3 Stars – Intriguing
In the world of evolutionary biology mutation is what drives the changes rather than natural selection. This fact is a primary foundation for Marvel’s X-Men mutants. The idea is that some humans mutate in a giant step forward having specific and often astronomical abilities other humans do not have.
Created by Jack Kirby and Stan Lee of Marvel Comics in 1963 these genetically altered human beings have become both a threat to the rest of humanity as well as possible heroes. But in recent stories the superheroes of the Marvel Universe are not just mutated humans, but persons who have come into contact with a powerful energy. This was seen in Captain Marvel and now in Dark Phoenix as the troubled mutant Jean Grey (Sophie Turner) is able to absorb a power so astronomical as to be able to create life or bring destruction.
As can be imagined such a power is being sought by aliens who are able to take human form. The aliens are not humans who mutated but beings from another planet that was destroyed by this power and who are wanting to take over the earth and kill all humans. These D’Bari are led by Vuk (Jessica Chastain) who has taken over the body of a human woman.
The subplot is the struggle between the X-Men that previous stories have created. We won’t spoil those since that is the true interest for the fans of the series, but the moral lessons are several.
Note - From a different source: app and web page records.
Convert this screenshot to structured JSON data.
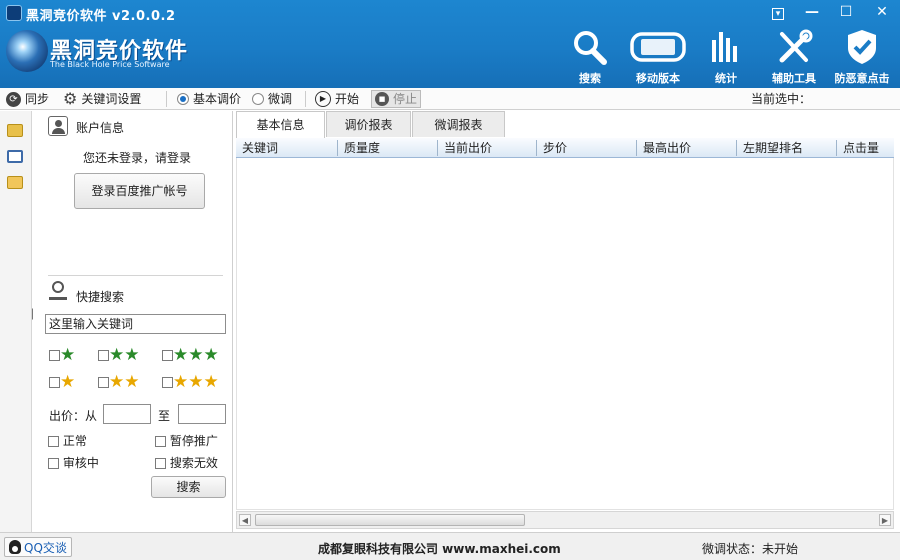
{
  "app": {
    "title": "黑洞竞价软件 v2.0.0.2",
    "logo_cn": "黑洞竞价软件",
    "logo_en": "The Black Hole Price Software"
  },
  "window_controls": {
    "menu": "▾",
    "minimize": "—",
    "maximize": "☐",
    "close": "✕"
  },
  "tools": [
    {
      "label": "搜索",
      "icon": "search-icon"
    },
    {
      "label": "移动版本",
      "icon": "mobile-device-icon"
    },
    {
      "label": "统计",
      "icon": "bar-stats-icon"
    },
    {
      "label": "辅助工具",
      "icon": "tools-icon"
    },
    {
      "label": "防恶意点击",
      "icon": "shield-check-icon"
    }
  ],
  "toolbar": {
    "sync": "同步",
    "keyword_settings": "关键词设置",
    "mode_basic": "基本调价",
    "mode_micro": "微调",
    "start": "开始",
    "stop": "停止",
    "current_selected": "当前选中："
  },
  "account": {
    "title": "账户信息",
    "not_logged_in": "您还未登录，请登录",
    "login_button": "登录百度推广帐号"
  },
  "quick_search": {
    "title": "快捷搜索",
    "keyword_value": "这里输入关键词",
    "bid_label": "出价：从",
    "to_label": "至",
    "from_value": "",
    "to_value": "",
    "status_normal": "正常",
    "status_paused": "暂停推广",
    "status_review": "审核中",
    "status_invalid": "搜索无效",
    "search_button": "搜索"
  },
  "tabs": [
    "基本信息",
    "调价报表",
    "微调报表"
  ],
  "columns": [
    "关键词",
    "质量度",
    "当前出价",
    "步价",
    "最高出价",
    "左期望排名",
    "点击量"
  ],
  "status": {
    "qq": "QQ交谈",
    "company": "成都复眼科技有限公司 www.maxhei.com",
    "micro_status": "微调状态：未开始"
  },
  "colors": {
    "title_bar": "#1a7cc6",
    "grid_header": "#dbe8f5",
    "green_star": "#2a8a2a",
    "yellow_star": "#e8a700"
  }
}
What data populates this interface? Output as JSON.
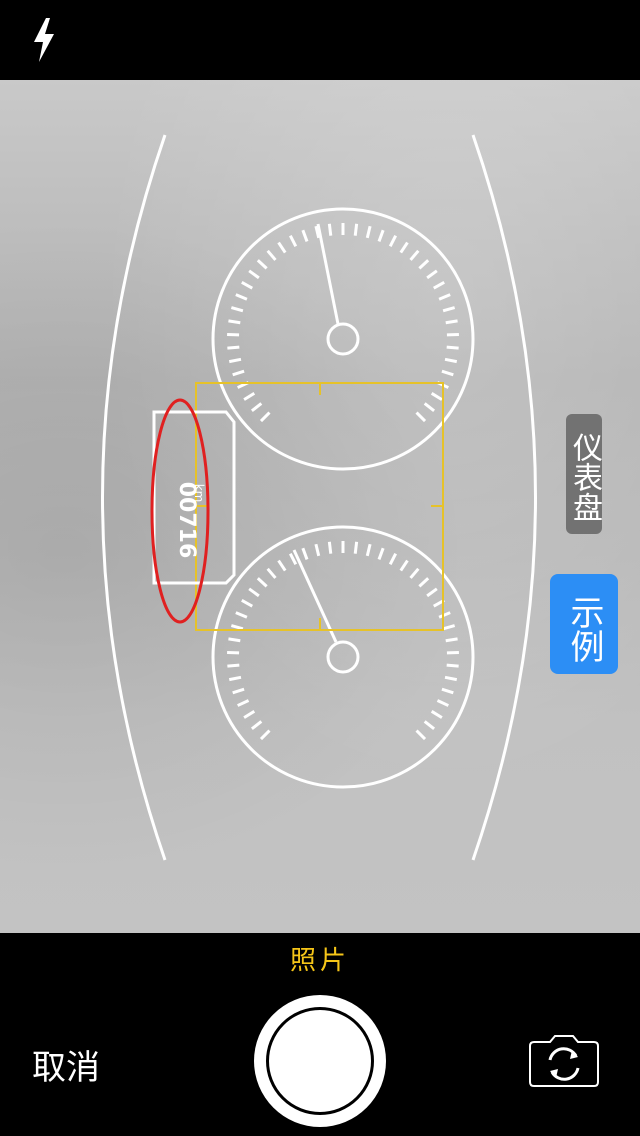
{
  "camera": {
    "mode_label": "照片",
    "cancel_label": "取消",
    "side_labels": {
      "dashboard": "仪表盘",
      "example": "示例"
    },
    "odometer": {
      "value": "00716",
      "unit": "km"
    }
  },
  "icons": {
    "flash": "flash-icon",
    "switch_camera": "camera-switch-icon"
  },
  "colors": {
    "mode_label": "#f5c518",
    "example_badge": "#2c8ef5",
    "guide_frame": "#e6c229",
    "highlight_ellipse": "#e02020"
  }
}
First, is it permissible to protect a child by suppressing their painful memories? Does this empower or harm their developing sense of self? Second, what are the fears that would cause humanity to imprison or isolate those who are different? Third, if mutation begins the process of evolution can there be an outside force that causes a giant leap in that evolutionary process? What do we call that outside force? And last, when a leader becomes self-serving how does the group help that leader to retire and have the next generation choose their own leaders?
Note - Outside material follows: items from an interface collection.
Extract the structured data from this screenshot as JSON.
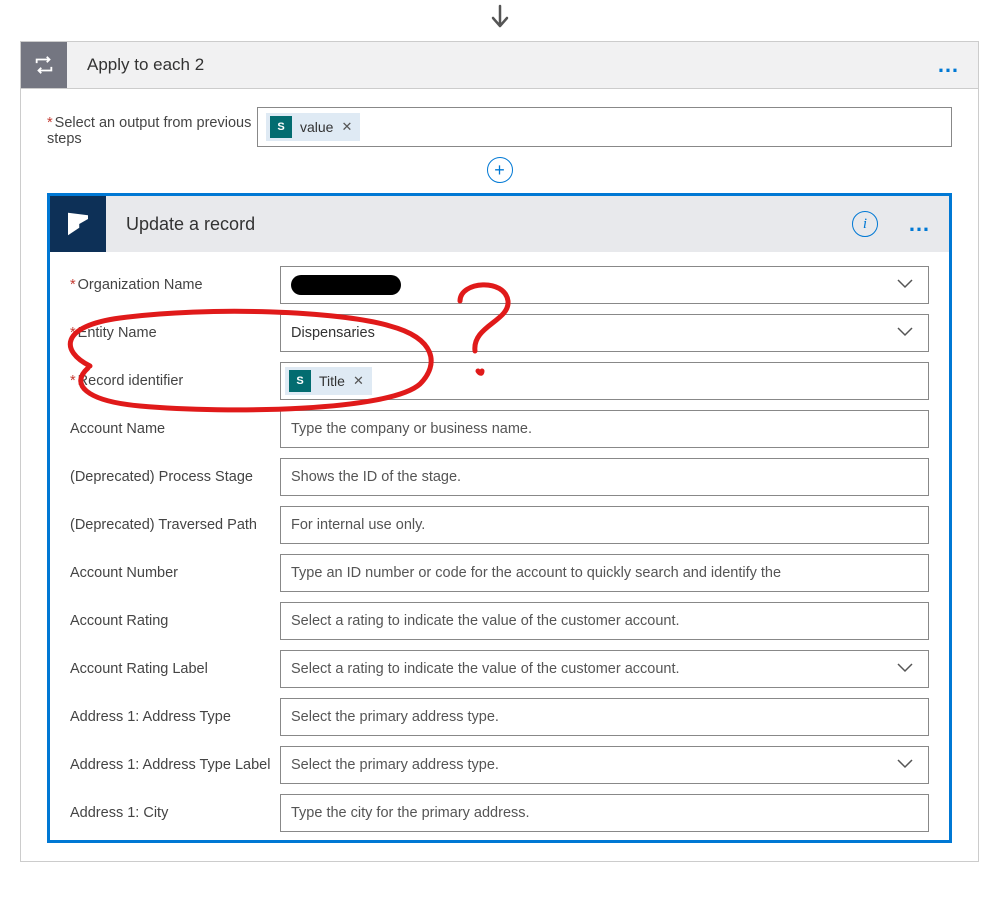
{
  "outer": {
    "title": "Apply to each 2",
    "select_label": "Select an output from previous steps",
    "token": {
      "icon_label": "S",
      "text": "value"
    }
  },
  "inner": {
    "title": "Update a record",
    "fields": [
      {
        "label": "Organization Name",
        "required": true,
        "type": "redacted-dropdown",
        "value": "",
        "placeholder": ""
      },
      {
        "label": "Entity Name",
        "required": true,
        "type": "dropdown",
        "value": "Dispensaries",
        "placeholder": ""
      },
      {
        "label": "Record identifier",
        "required": true,
        "type": "token",
        "token_text": "Title",
        "token_icon": "S"
      },
      {
        "label": "Account Name",
        "required": false,
        "type": "text",
        "value": "",
        "placeholder": "Type the company or business name."
      },
      {
        "label": "(Deprecated) Process Stage",
        "required": false,
        "type": "text",
        "value": "",
        "placeholder": "Shows the ID of the stage."
      },
      {
        "label": "(Deprecated) Traversed Path",
        "required": false,
        "type": "text",
        "value": "",
        "placeholder": "For internal use only."
      },
      {
        "label": "Account Number",
        "required": false,
        "type": "text",
        "value": "",
        "placeholder": "Type an ID number or code for the account to quickly search and identify the"
      },
      {
        "label": "Account Rating",
        "required": false,
        "type": "text",
        "value": "",
        "placeholder": "Select a rating to indicate the value of the customer account."
      },
      {
        "label": "Account Rating Label",
        "required": false,
        "type": "dropdown",
        "value": "",
        "placeholder": "Select a rating to indicate the value of the customer account."
      },
      {
        "label": "Address 1: Address Type",
        "required": false,
        "type": "text",
        "value": "",
        "placeholder": "Select the primary address type."
      },
      {
        "label": "Address 1: Address Type Label",
        "required": false,
        "type": "dropdown",
        "value": "",
        "placeholder": "Select the primary address type."
      },
      {
        "label": "Address 1: City",
        "required": false,
        "type": "text",
        "value": "",
        "placeholder": "Type the city for the primary address."
      }
    ]
  }
}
As is true of all fantasy and sci-fi films and stories, the context is only the vehicle for better understanding ourselves and the human condition. In that goal the X-Men franchise is perhaps the most helpful of the films. However even the X-Men are often caught up in battle rather than in exploring deeply the larger human issues. Perhaps future films will solve that and create truly great science fiction.
Directed by Simon Kinberg is better known as a producer. This is only one of three films he has directed. How did you experience his work in contrast to the other X-Men films?
The decision in several of the large franchises to allow a central character to be killed brings a feeling of mystery and reality to the films. But how does it change the series for you when a favorite character is killed?
The dark side of every person’s abilities are easily seen. What are your abilities and how does the dark or shadow side of that ability show itself in your life?